→ **Exercise objective**
Counting only lines of the listing below that hold the word "settings", give the total and nothing else.

Records to process Start Marker

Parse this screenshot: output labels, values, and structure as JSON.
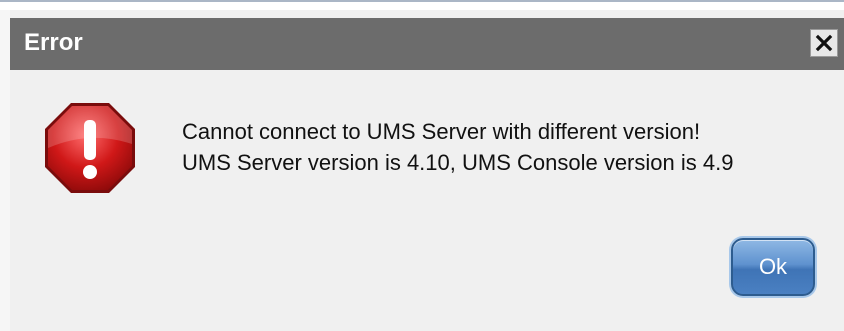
{
  "dialog": {
    "title": "Error",
    "message_line1": "Cannot connect to UMS Server with different version!",
    "message_line2": "UMS Server version is 4.10, UMS Console version is 4.9",
    "ok_label": "Ok",
    "icon": "error-stop-icon",
    "close_icon": "close-icon"
  },
  "colors": {
    "titlebar": "#6c6c6c",
    "body": "#f0f0f0",
    "icon_red": "#d01818",
    "ok_blue": "#4a80c2"
  }
}
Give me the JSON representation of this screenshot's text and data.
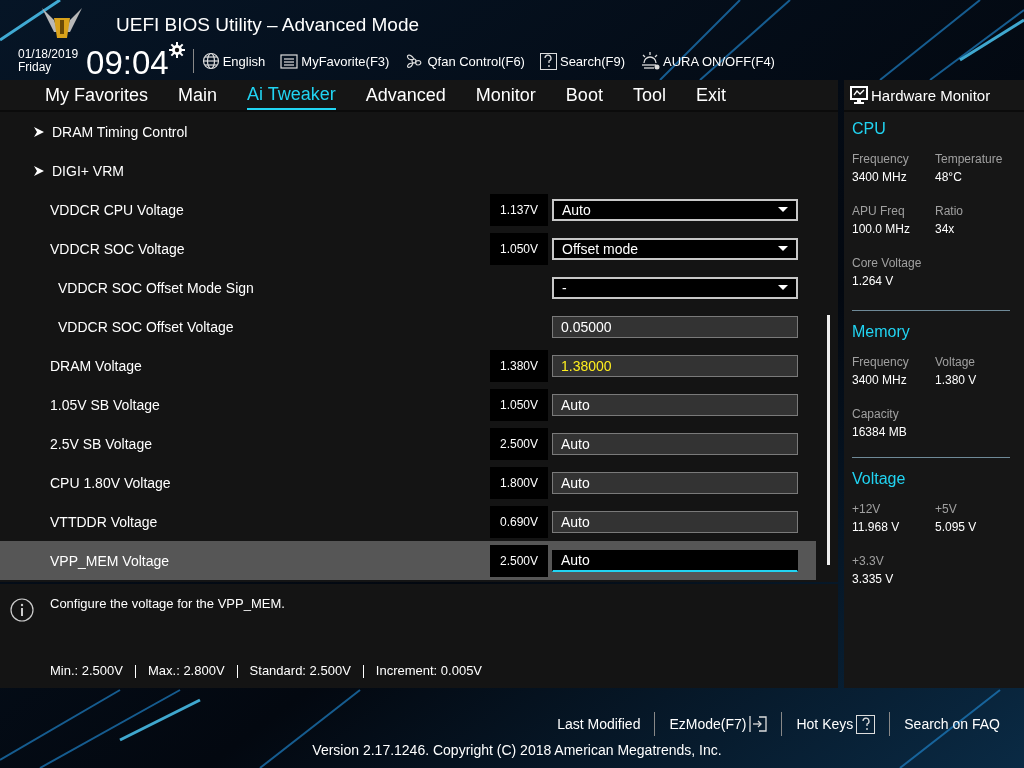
{
  "window": {
    "title": "UEFI BIOS Utility – Advanced Mode"
  },
  "clock": {
    "date": "01/18/2019",
    "day": "Friday",
    "time": "09:04"
  },
  "toolbar": [
    {
      "label": "English",
      "kind": "globe"
    },
    {
      "label": "MyFavorite(F3)",
      "kind": "list"
    },
    {
      "label": "Qfan Control(F6)",
      "kind": "fan"
    },
    {
      "label": "Search(F9)",
      "kind": "question"
    },
    {
      "label": "AURA ON/OFF(F4)",
      "kind": "aura"
    }
  ],
  "tabs": [
    {
      "label": "My Favorites",
      "selected": false
    },
    {
      "label": "Main",
      "selected": false
    },
    {
      "label": "Ai Tweaker",
      "selected": true
    },
    {
      "label": "Advanced",
      "selected": false
    },
    {
      "label": "Monitor",
      "selected": false
    },
    {
      "label": "Boot",
      "selected": false
    },
    {
      "label": "Tool",
      "selected": false
    },
    {
      "label": "Exit",
      "selected": false
    }
  ],
  "settings": [
    {
      "kind": "submenu",
      "label": "DRAM Timing Control",
      "selected": false
    },
    {
      "kind": "submenu",
      "label": "DIGI+ VRM",
      "selected": false
    },
    {
      "kind": "setting",
      "label": "VDDCR CPU Voltage",
      "reading": "1.137V",
      "control": {
        "kind": "dropdown",
        "value": "Auto",
        "modified": false
      },
      "selected": false
    },
    {
      "kind": "setting",
      "label": "VDDCR SOC Voltage",
      "reading": "1.050V",
      "control": {
        "kind": "dropdown",
        "value": "Offset mode",
        "modified": false
      },
      "selected": false,
      "children": [
        {
          "kind": "setting",
          "label": "VDDCR SOC Offset Mode Sign",
          "control": {
            "kind": "dropdown",
            "value": "-",
            "modified": false
          },
          "selected": false
        },
        {
          "kind": "setting",
          "label": "VDDCR SOC Offset Voltage",
          "control": {
            "kind": "field",
            "value": "0.05000",
            "modified": false
          },
          "selected": false
        }
      ]
    },
    {
      "kind": "setting",
      "label": "DRAM Voltage",
      "reading": "1.380V",
      "control": {
        "kind": "field",
        "value": "1.38000",
        "modified": true
      },
      "selected": false
    },
    {
      "kind": "setting",
      "label": "1.05V SB Voltage",
      "reading": "1.050V",
      "control": {
        "kind": "field",
        "value": "Auto",
        "modified": false
      },
      "selected": false
    },
    {
      "kind": "setting",
      "label": "2.5V SB Voltage",
      "reading": "2.500V",
      "control": {
        "kind": "field",
        "value": "Auto",
        "modified": false
      },
      "selected": false
    },
    {
      "kind": "setting",
      "label": "CPU 1.80V Voltage",
      "reading": "1.800V",
      "control": {
        "kind": "field",
        "value": "Auto",
        "modified": false
      },
      "selected": false
    },
    {
      "kind": "setting",
      "label": "VTTDDR Voltage",
      "reading": "0.690V",
      "control": {
        "kind": "field",
        "value": "Auto",
        "modified": false
      },
      "selected": false
    },
    {
      "kind": "setting",
      "label": "VPP_MEM Voltage",
      "reading": "2.500V",
      "control": {
        "kind": "field",
        "value": "Auto",
        "modified": false
      },
      "selected": true
    }
  ],
  "help": {
    "text": "Configure the voltage for the VPP_MEM.",
    "limits": [
      "Min.: 2.500V",
      "Max.: 2.800V",
      "Standard: 2.500V",
      "Increment: 0.005V"
    ]
  },
  "hardware_monitor": {
    "title": "Hardware Monitor",
    "sections": [
      {
        "title": "CPU",
        "items": [
          {
            "label": "Frequency",
            "value": "3400 MHz"
          },
          {
            "label": "Temperature",
            "value": "48°C"
          },
          {
            "label": "APU Freq",
            "value": "100.0 MHz"
          },
          {
            "label": "Ratio",
            "value": "34x"
          },
          {
            "label": "Core Voltage",
            "value": "1.264 V"
          }
        ]
      },
      {
        "title": "Memory",
        "items": [
          {
            "label": "Frequency",
            "value": "3400 MHz"
          },
          {
            "label": "Voltage",
            "value": "1.380 V"
          },
          {
            "label": "Capacity",
            "value": "16384 MB"
          }
        ]
      },
      {
        "title": "Voltage",
        "items": [
          {
            "label": "+12V",
            "value": "11.968 V"
          },
          {
            "label": "+5V",
            "value": "5.095 V"
          },
          {
            "label": "+3.3V",
            "value": "3.335 V"
          }
        ]
      }
    ]
  },
  "footer": {
    "links": [
      {
        "label": "Last Modified",
        "kind": "plain"
      },
      {
        "label": "EzMode(F7)",
        "kind": "exit"
      },
      {
        "label": "Hot Keys",
        "kind": "help"
      },
      {
        "label": "Search on FAQ",
        "kind": "plain"
      }
    ],
    "version": "Version 2.17.1246. Copyright (C) 2018 American Megatrends, Inc."
  }
}
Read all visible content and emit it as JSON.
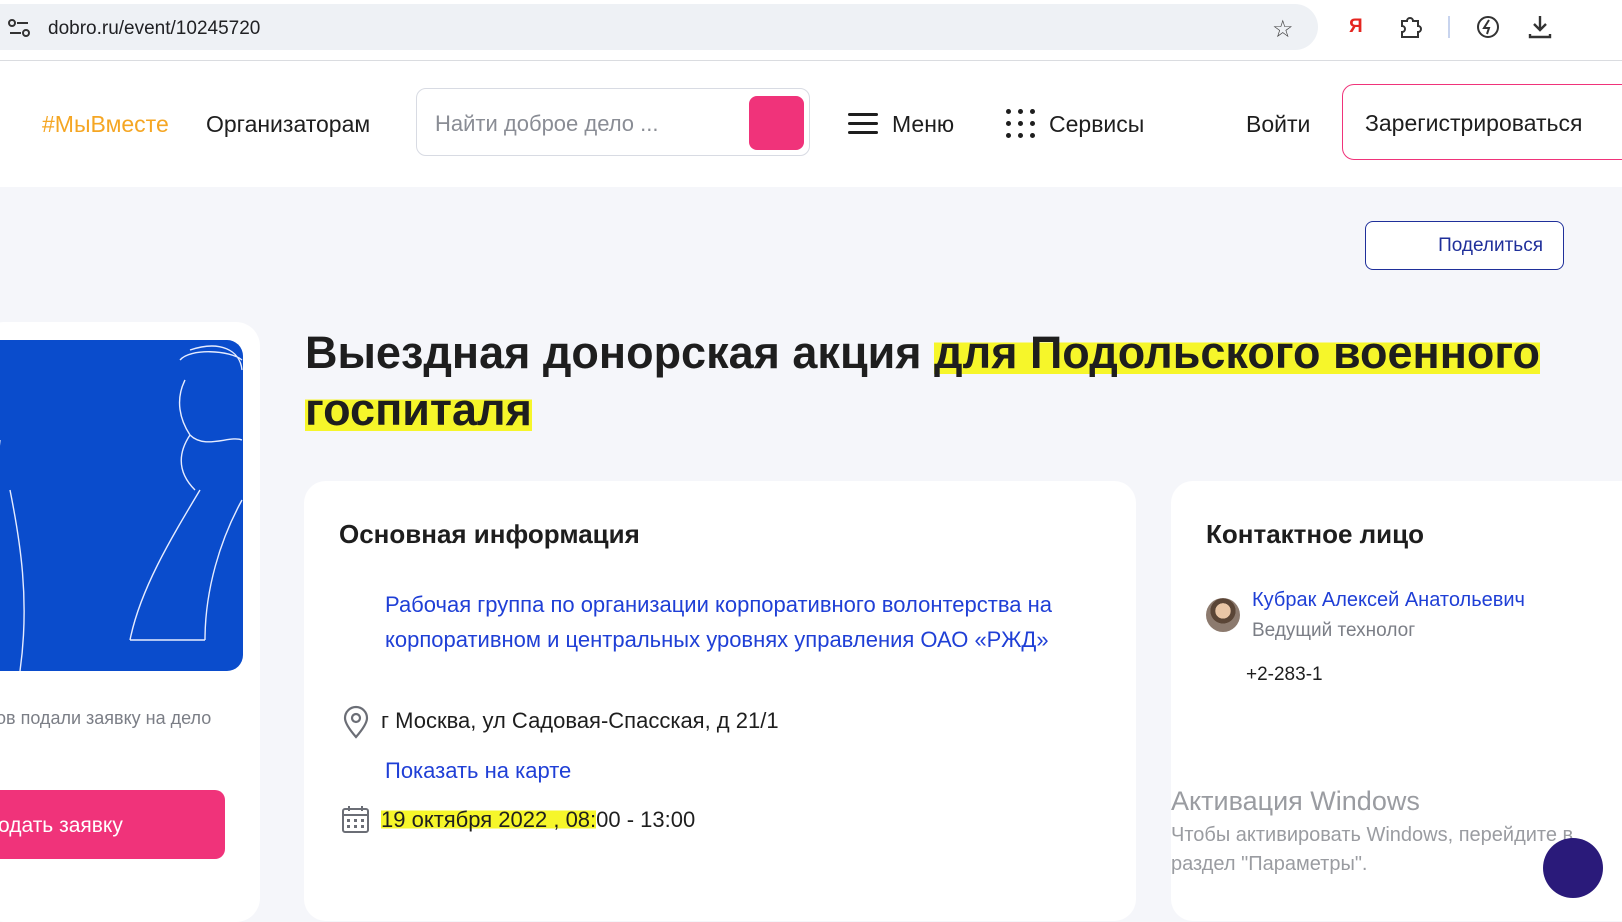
{
  "browser": {
    "url": "dobro.ru/event/10245720",
    "extension_letter": "Я",
    "icons": [
      "site-info-icon",
      "bookmark-star-icon",
      "yandex-icon",
      "extensions-icon",
      "performance-icon",
      "download-icon"
    ]
  },
  "header": {
    "logo": "#МыВместе",
    "organizers": "Организаторам",
    "search_placeholder": "Найти доброе дело ...",
    "menu": "Меню",
    "services": "Сервисы",
    "login": "Войти",
    "register": "Зарегистрироваться"
  },
  "share": "Поделиться",
  "left_panel": {
    "applied_text": "ов подали заявку на дело",
    "apply_button": "одать заявку"
  },
  "event": {
    "title_part1": "Выездная донорская акция ",
    "title_part2": "для Подольского военного госпиталя"
  },
  "info": {
    "heading": "Основная информация",
    "organizer": "Рабочая группа по организации корпоративного волонтерства на корпоративном и центральных уровнях управления ОАО «РЖД»",
    "address": "г Москва, ул Садовая-Спасская, д 21/1",
    "map_link": "Показать на карте",
    "date_highlighted": "19 октября 2022 , 08:",
    "date_rest": "00 - 13:00"
  },
  "contact": {
    "heading": "Контактное лицо",
    "name": "Кубрак Алексей Анатольевич",
    "role": "Ведущий технолог",
    "phone": "+2-283-1"
  },
  "watermark": {
    "title": "Активация Windows",
    "line1": "Чтобы активировать Windows, перейдите в",
    "line2": "раздел \"Параметры\"."
  },
  "colors": {
    "accent_pink": "#f0337a",
    "link_blue": "#1f3fd6",
    "promo_blue": "#0a4ccc",
    "logo_orange": "#f5a623",
    "highlight_yellow": "#f6f62a"
  }
}
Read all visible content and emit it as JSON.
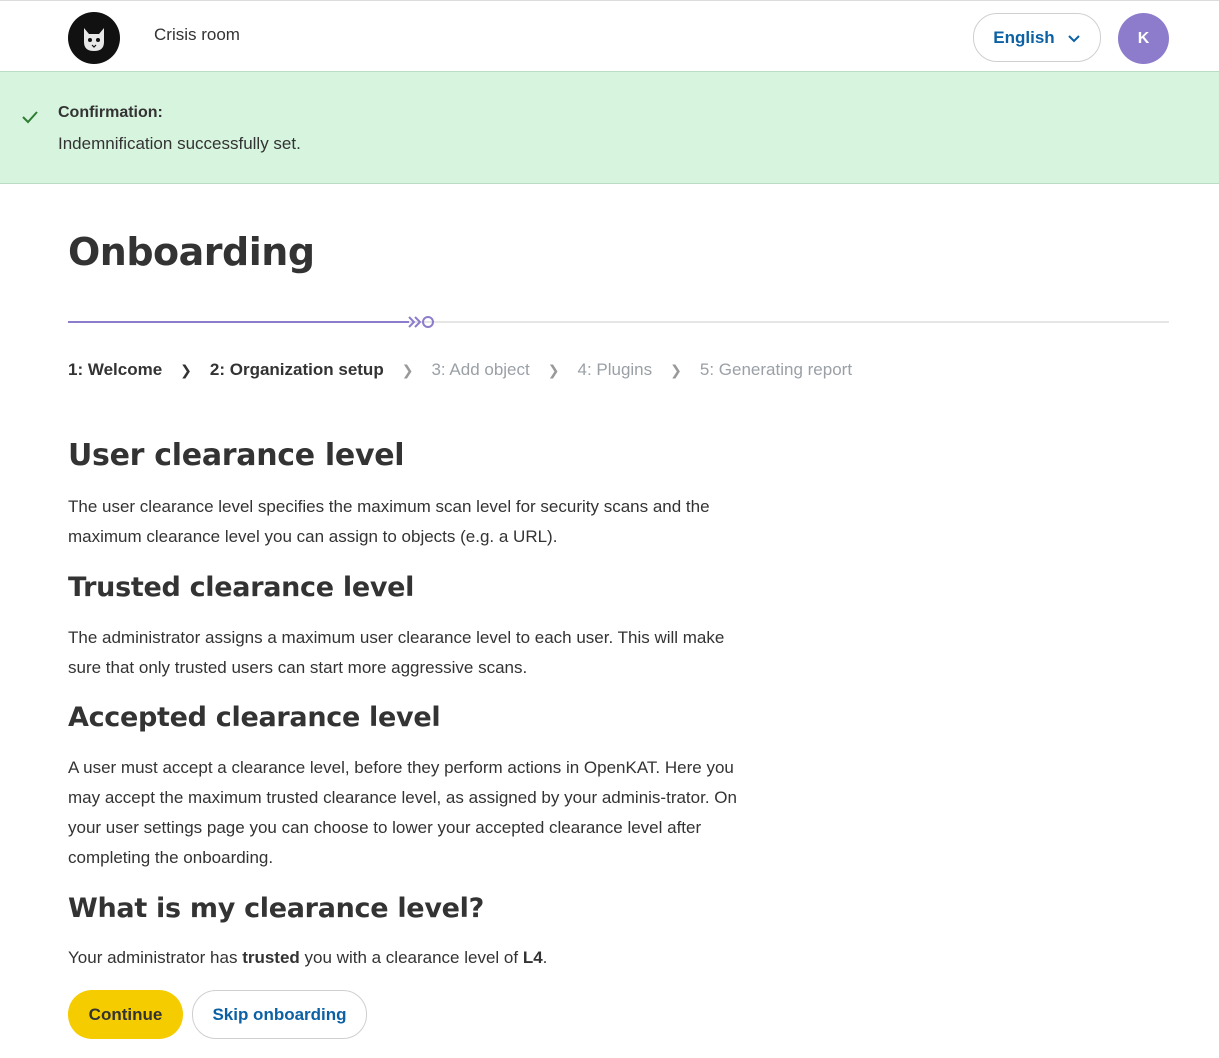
{
  "header": {
    "crisis_room_label": "Crisis room",
    "language_label": "English",
    "avatar_initial": "K"
  },
  "alert": {
    "title": "Confirmation:",
    "message": "Indemnification successfully set."
  },
  "page_title": "Onboarding",
  "progress": {
    "fraction": 0.31
  },
  "steps": [
    {
      "label": "1: Welcome"
    },
    {
      "label": "2: Organization setup"
    },
    {
      "label": "3: Add object"
    },
    {
      "label": "4: Plugins"
    },
    {
      "label": "5: Generating report"
    }
  ],
  "sections": {
    "user": {
      "heading": "User clearance level",
      "text": "The user clearance level specifies the maximum scan level for security scans and the maximum clearance level you can assign to objects (e.g. a URL)."
    },
    "trusted": {
      "heading": "Trusted clearance level",
      "text": "The administrator assigns a maximum user clearance level to each user. This will make sure that only trusted users can start more aggressive scans."
    },
    "accepted": {
      "heading": "Accepted clearance level",
      "text": "A user must accept a clearance level, before they perform actions in OpenKAT. Here you may accept the maximum trusted clearance level, as assigned by your adminis-trator. On your user settings page you can choose to lower your accepted clearance level after completing the onboarding."
    },
    "what": {
      "heading": "What is my clearance level?",
      "text_before": "Your administrator has ",
      "text_bold": "trusted",
      "text_middle": " you with a clearance level of ",
      "level": "L4",
      "text_after": "."
    }
  },
  "buttons": {
    "continue": "Continue",
    "skip": "Skip onboarding"
  },
  "colors": {
    "accent_purple": "#8d7ccc",
    "link_blue": "#0b61a4",
    "primary_yellow": "#f5cc00",
    "alert_green": "#d7f4de"
  },
  "icons": {
    "logo": "cat-logo-icon",
    "language_chevron": "chevron-down-icon",
    "alert_check": "check-icon",
    "step_separator": "chevron-right-icon"
  }
}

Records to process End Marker

→ **Completed exercise**
2